Sundar Pichai, who recently took over Android from Andy Rubin, pours some cold water on the “Chrome OS and Android to merge” rumours in this interview with Wired. But he does leave one door open:
” We want to do the right things at each stage, for users and developers. We are trying to find commonalities. On the browser layer, we share a lot of stuff. We will increasingly do more things like that. And maybe there’s a more synergistic answer down the line.”
Suppose that, rather than Android effectively subsuming Chrome, as most people seem to think will happen, Android got the ability to run Chrome Packaged Apps? What if Chrome Packaged Apps ultimately became the default way to develop for Android?

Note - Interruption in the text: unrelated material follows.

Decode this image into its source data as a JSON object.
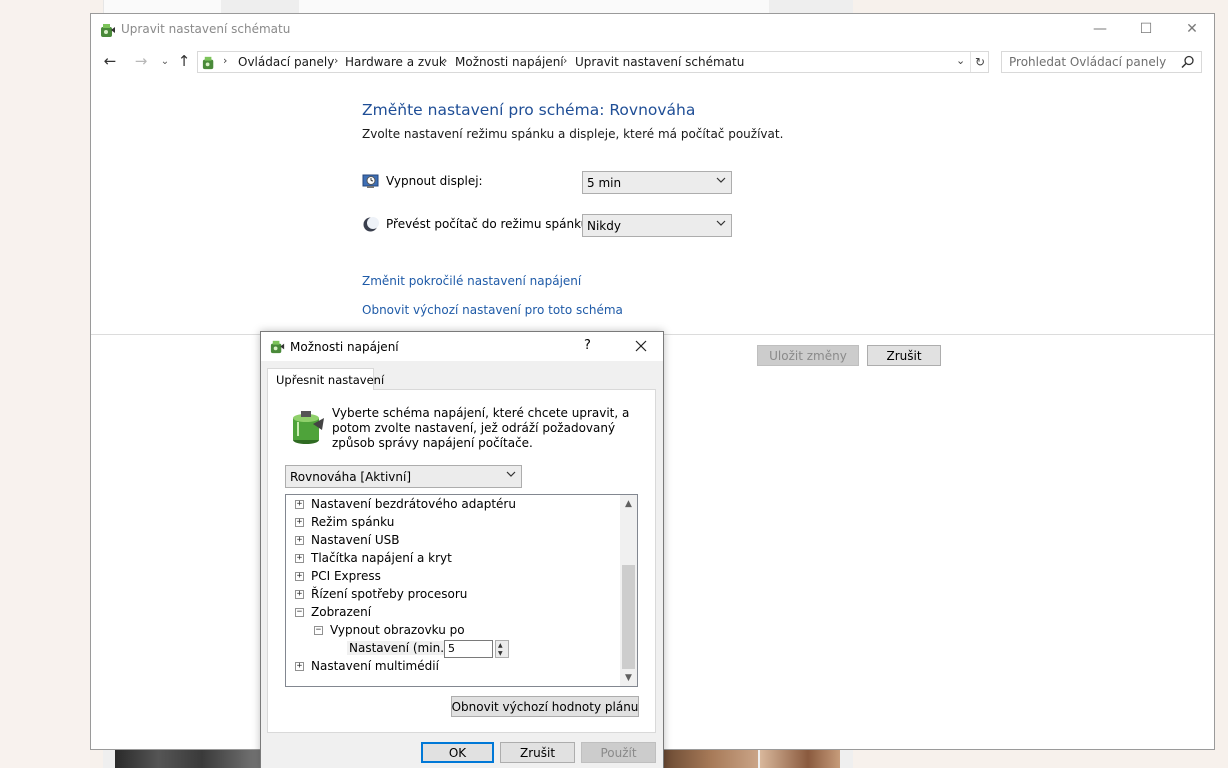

Java, which Android apps are currently developed in, has never felt like a good fit for Google – a company which spends much of its time evangelising the web and web technologies. Packaged apps deliver native-like capabilities and are installable, so you don’t need a constant Internet connection to run. Developers have already used Packaged Apps to create some pretty good games, which shows what can be done.
I wouldn’t expect to see this at this year’s Google I/O… but next year? That sounds like a pretty Googly thing to do.